**Task description**
Report every line of the data that includes "Agro".
Given data section start
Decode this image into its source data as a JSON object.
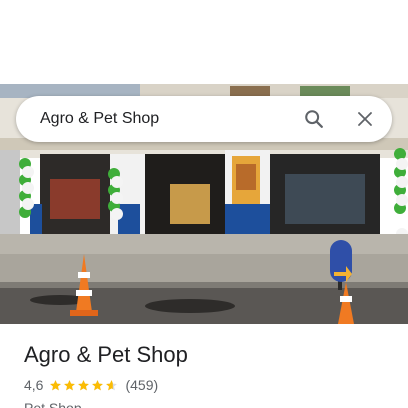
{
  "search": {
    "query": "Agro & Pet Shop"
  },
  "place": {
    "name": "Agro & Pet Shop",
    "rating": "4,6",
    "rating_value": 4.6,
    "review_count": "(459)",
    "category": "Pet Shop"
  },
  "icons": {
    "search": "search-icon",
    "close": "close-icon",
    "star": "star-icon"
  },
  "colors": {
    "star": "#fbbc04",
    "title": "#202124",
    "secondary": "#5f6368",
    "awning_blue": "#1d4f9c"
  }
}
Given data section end
**Problem solution**
    "query": "Agro & Pet Shop"
    "name": "Agro & Pet Shop",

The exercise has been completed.